Social media has invited a plethora of questionable practices touted as research based. The grab and go convenience of sites such as Teachers Pay Teachers appeal to busy educators but adds a slippery slope where teachers can be sucked into time-wasting, convoluted, heavy on cute but light on substance lesson ideas and activities devoid of authentic research basis.
Citing questionable research to support an agenda
Growing groups who are currently shouting “science of reading” are building momentum, slinging verbal attacks at anyone who does not adhere to their beliefs. Nothing seems to be immune to their furor including many of our most respected experts, programs with a strong research basis such as Reading Recovery as well as universities, districts and even states across the country. The legal implications that have resulted make it even more important for us to be hyper vigilent.
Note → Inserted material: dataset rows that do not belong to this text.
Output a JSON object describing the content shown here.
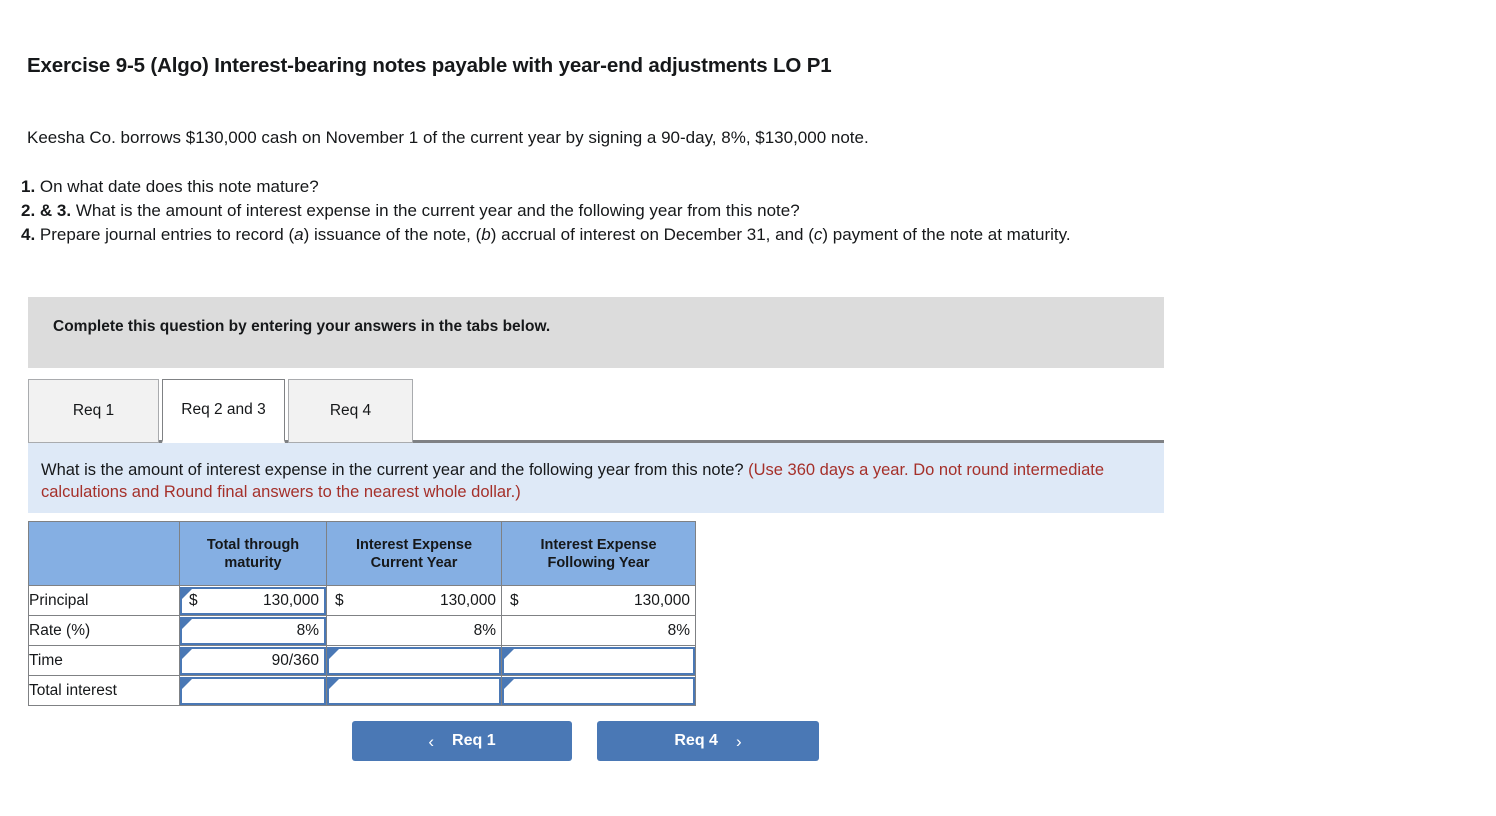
{
  "exercise": {
    "title": "Exercise 9-5 (Algo) Interest-bearing notes payable with year-end adjustments LO P1",
    "intro": "Keesha Co. borrows $130,000 cash on November 1 of the current year by signing a 90-day, 8%, $130,000 note.",
    "requirements": [
      {
        "number": "1.",
        "text": " On what date does this note mature?"
      },
      {
        "number": "2. & 3.",
        "text": " What is the amount of interest expense in the current year and the following year from this note?"
      },
      {
        "number": "4.",
        "text_parts": [
          "Prepare journal entries to record (",
          "a",
          ") issuance of the note, (",
          "b",
          ") accrual of interest on December 31, and (",
          "c",
          ") payment of the note at maturity."
        ]
      }
    ]
  },
  "complete_bar": {
    "text": "Complete this question by entering your answers in the tabs below."
  },
  "tabs": {
    "items": [
      {
        "label": "Req 1",
        "active": false
      },
      {
        "label": "Req 2 and 3",
        "active": true
      },
      {
        "label": "Req 4",
        "active": false
      }
    ]
  },
  "instruction_panel": {
    "question": "What is the amount of interest expense in the current year and the following year from this note? ",
    "hint": "(Use 360 days a year. Do not round intermediate calculations and Round final answers to the nearest whole dollar.)"
  },
  "answer_table": {
    "headers": [
      "",
      "Total through maturity",
      "Interest Expense Current Year",
      "Interest Expense Following Year"
    ],
    "header_lines": [
      [
        "",
        ""
      ],
      [
        "Total through",
        "maturity"
      ],
      [
        "Interest Expense",
        "Current Year"
      ],
      [
        "Interest Expense",
        "Following Year"
      ]
    ],
    "rows": [
      {
        "label": "Principal",
        "cells": [
          {
            "input": true,
            "dollar": "$",
            "value": "130,000"
          },
          {
            "input": false,
            "dollar": "$",
            "value": "130,000"
          },
          {
            "input": false,
            "dollar": "$",
            "value": "130,000"
          }
        ]
      },
      {
        "label": "Rate (%)",
        "cells": [
          {
            "input": true,
            "dollar": "",
            "value": "8%"
          },
          {
            "input": false,
            "dollar": "",
            "value": "8%"
          },
          {
            "input": false,
            "dollar": "",
            "value": "8%"
          }
        ]
      },
      {
        "label": "Time",
        "cells": [
          {
            "input": true,
            "dollar": "",
            "value": "90/360"
          },
          {
            "input": true,
            "dollar": "",
            "value": ""
          },
          {
            "input": true,
            "dollar": "",
            "value": ""
          }
        ]
      },
      {
        "label": "Total interest",
        "cells": [
          {
            "input": true,
            "dollar": "",
            "value": ""
          },
          {
            "input": true,
            "dollar": "",
            "value": ""
          },
          {
            "input": true,
            "dollar": "",
            "value": ""
          }
        ]
      }
    ]
  },
  "nav": {
    "prev": {
      "label": "Req 1",
      "chevron": "‹"
    },
    "next": {
      "label": "Req 4",
      "chevron": "›"
    }
  },
  "colors": {
    "header_blue": "#85afe3",
    "panel_blue": "#dee9f7",
    "gray_bar": "#dcdcdc",
    "button_blue": "#4a78b5",
    "hint_red": "#a5302a",
    "border_gray": "#7f8184"
  }
}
Citing flawed and outdated research
In spite of the widespread failure of NCLB, Reading First and other “research-based” educational embarrassments, research rising from these efforts continues to be used with reckless abandon. While the intent seems to be to justify those practices and approaches it actually serves to confuse educators and perpetuate our educational missteps. Our educational history is littered with such mistakes and so we must acknowledge that not everything in our past is worthy of our support.
So where do we even begin when research sound-bytes of half-truths seem to cross our paths at every turn. Unquestionably, we start by making our own professional reading a high priority including books and references that are readily available and the research references. These references then afford us the opportunities to seek out the actual research so that we can read it for ourselves with a discerning and thoughtful lens. Yes, the dangers of research abound and there will always be those eager to toss research citings recklessly around for their own shallow purposes. But the only antidote that we have to fight this warped view of research is our own growing knowledge and our commitment to speaking up against those who use it for the wrong reasons.
And so in closing, our title, Building Your Literacy Base: How Do You Define Literacy Expertise, Experts, and Research?, holds the answer to where we begin since they work in combination. The very act of building our literacy base will help us to grow our literacy expertise through the experts, and research that support and extend that literacy expertise. This process is likely launch a powerful domino effect of a life-long love of professional growth that informs our practices in a never-ending quest for excellence.